Both men, Romney suggests, have left-leaning governing philosophies, particularly on taxes and spending.
“Governor Huckabee’s record is more liberal than our nation needs right now,” the former Massachusetts governor said in Iowa last week, seeking to link his GOP presidential rival to the former Democratic president who is loathed by many Republican loyalists.
Retorted Huckabee: “This nonsense about being a liberal is pure nonsense.”
Romney started giving Huckabee that brand — and implicitly linking him to Clinton — as polls started showing a tight race in the first state to speak in the GOP nomination fight. Romney had led in Iowa for months, but Huckabee’s recent rise here and elsewhere has prompted Romney to go after his opponent.
The effort may be paying off.
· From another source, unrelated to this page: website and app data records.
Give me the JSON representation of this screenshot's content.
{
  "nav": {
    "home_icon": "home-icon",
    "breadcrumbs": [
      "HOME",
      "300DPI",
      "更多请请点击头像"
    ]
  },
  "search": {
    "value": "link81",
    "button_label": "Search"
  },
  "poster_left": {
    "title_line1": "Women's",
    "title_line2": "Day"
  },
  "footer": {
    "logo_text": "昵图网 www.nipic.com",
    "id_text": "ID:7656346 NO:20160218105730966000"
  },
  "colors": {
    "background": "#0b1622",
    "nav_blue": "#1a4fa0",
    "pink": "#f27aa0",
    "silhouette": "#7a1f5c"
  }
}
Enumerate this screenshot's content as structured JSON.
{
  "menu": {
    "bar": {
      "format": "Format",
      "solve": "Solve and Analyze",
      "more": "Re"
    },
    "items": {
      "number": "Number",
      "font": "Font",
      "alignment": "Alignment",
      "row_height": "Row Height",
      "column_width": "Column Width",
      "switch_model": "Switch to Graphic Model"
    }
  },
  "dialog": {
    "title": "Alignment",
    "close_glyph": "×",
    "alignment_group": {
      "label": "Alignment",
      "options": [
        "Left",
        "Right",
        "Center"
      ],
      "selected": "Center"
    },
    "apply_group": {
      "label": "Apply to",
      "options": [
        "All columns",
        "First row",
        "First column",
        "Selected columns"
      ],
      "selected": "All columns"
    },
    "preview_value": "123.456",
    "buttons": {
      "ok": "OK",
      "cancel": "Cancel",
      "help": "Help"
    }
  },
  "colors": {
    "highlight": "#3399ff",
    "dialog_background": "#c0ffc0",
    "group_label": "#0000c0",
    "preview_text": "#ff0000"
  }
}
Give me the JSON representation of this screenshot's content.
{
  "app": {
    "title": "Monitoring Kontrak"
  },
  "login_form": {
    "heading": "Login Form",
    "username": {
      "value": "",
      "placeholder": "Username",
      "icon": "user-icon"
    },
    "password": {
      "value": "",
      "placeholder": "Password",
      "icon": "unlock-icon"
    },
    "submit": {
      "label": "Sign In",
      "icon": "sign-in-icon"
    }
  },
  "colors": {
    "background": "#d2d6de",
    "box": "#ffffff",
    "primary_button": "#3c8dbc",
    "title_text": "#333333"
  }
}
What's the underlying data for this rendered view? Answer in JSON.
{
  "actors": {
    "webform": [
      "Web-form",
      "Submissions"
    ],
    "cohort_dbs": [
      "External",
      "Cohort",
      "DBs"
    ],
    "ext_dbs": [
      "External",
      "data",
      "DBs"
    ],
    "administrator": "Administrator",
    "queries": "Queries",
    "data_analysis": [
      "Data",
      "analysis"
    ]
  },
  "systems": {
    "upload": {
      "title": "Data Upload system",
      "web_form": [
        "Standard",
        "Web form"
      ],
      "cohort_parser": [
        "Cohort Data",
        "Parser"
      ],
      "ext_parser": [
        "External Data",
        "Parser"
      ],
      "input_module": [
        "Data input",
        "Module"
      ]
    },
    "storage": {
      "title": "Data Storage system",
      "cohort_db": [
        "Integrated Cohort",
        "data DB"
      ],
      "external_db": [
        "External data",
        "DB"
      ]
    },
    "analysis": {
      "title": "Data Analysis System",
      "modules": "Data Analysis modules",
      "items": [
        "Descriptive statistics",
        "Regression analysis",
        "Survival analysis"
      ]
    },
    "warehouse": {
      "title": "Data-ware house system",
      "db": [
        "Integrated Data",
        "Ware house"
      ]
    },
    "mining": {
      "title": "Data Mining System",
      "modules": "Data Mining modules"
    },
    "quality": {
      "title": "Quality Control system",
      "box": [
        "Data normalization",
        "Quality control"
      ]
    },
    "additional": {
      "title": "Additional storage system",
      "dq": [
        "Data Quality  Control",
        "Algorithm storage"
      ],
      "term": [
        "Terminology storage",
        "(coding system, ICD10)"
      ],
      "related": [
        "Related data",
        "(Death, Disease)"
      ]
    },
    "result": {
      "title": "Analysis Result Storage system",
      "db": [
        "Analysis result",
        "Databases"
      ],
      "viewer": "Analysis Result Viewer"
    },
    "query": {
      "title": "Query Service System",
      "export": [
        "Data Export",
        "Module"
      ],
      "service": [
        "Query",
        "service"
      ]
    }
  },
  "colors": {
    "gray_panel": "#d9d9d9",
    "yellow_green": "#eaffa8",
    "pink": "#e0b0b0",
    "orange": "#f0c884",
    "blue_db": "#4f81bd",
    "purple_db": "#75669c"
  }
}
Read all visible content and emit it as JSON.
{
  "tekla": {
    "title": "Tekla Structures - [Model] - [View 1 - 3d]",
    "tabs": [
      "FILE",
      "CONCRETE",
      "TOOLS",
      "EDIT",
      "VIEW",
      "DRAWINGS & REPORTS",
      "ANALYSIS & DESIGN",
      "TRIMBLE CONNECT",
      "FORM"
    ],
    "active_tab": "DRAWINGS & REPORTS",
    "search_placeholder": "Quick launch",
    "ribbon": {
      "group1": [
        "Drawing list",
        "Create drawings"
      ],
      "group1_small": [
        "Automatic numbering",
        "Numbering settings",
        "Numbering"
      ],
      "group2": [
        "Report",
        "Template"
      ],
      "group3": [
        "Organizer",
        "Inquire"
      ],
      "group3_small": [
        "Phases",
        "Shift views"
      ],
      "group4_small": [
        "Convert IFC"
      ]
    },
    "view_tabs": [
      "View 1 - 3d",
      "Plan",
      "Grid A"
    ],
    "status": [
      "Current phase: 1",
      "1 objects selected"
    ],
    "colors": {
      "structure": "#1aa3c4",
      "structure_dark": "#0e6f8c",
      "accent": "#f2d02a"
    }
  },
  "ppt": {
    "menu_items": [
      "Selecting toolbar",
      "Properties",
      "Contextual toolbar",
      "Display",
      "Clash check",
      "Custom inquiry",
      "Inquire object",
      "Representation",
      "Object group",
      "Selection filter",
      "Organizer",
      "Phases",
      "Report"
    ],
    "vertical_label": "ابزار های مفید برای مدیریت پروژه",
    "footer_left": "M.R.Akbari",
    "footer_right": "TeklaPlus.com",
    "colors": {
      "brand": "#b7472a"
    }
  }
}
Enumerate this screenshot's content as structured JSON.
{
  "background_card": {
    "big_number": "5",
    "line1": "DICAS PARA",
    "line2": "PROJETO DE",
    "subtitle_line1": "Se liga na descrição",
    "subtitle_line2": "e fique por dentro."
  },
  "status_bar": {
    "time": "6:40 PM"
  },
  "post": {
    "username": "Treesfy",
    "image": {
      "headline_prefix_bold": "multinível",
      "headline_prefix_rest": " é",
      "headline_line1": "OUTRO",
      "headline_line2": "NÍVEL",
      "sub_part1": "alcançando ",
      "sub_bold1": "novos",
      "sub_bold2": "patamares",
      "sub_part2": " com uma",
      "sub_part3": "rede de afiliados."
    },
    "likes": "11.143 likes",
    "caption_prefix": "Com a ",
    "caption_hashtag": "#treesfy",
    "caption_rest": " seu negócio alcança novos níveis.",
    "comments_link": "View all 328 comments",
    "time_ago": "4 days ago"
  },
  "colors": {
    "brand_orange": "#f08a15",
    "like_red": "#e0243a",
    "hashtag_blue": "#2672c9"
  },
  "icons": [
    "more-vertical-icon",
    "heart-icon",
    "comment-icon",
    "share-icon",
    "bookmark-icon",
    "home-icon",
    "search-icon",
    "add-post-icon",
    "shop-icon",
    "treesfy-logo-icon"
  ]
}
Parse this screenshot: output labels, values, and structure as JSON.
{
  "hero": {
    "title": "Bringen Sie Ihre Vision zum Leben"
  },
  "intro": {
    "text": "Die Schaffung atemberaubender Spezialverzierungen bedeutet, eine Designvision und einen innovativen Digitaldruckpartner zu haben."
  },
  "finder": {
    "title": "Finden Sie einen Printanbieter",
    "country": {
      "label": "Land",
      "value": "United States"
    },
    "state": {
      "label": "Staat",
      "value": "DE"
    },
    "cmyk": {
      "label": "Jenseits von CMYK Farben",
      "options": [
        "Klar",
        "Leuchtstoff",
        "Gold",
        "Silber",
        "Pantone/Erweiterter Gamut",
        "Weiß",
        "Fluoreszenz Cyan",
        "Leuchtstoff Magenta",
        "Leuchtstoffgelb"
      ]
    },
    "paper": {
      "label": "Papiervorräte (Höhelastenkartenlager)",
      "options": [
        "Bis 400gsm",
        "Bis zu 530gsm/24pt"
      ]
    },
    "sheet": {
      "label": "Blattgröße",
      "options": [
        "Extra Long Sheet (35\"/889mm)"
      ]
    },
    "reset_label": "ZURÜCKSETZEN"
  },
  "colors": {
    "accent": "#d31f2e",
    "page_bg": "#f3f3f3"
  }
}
Polls show Huckabee’s double-digit lead dropping to single digits less than two weeks before the caucuses.
Romney’s aides argue Huckabee’s record as governor undercuts his claim that he’s the only authentic conservative in the race. Romney himself has stopped short of explicitly saying his rival is simply another Clinton, though he’s less shy about it in campaign literature mailed to thousands of Iowa Republicans.
He wouldn’t bite this past week when pressed on whether Huckabee and Clinton were one and the same.
“They’re very different people, and obviously the area of concern relates to spending and taxation. We think of Bill Clinton as being a tax raiser and a spender,” Romney said — then mused that he had read somewhere that Huckabee had raised more taxes than Clinton when they were governors.
Asked whether Huckabee was more like him or Clinton, Romney sidestepped.
“I think you have to look issue by issue,” he said.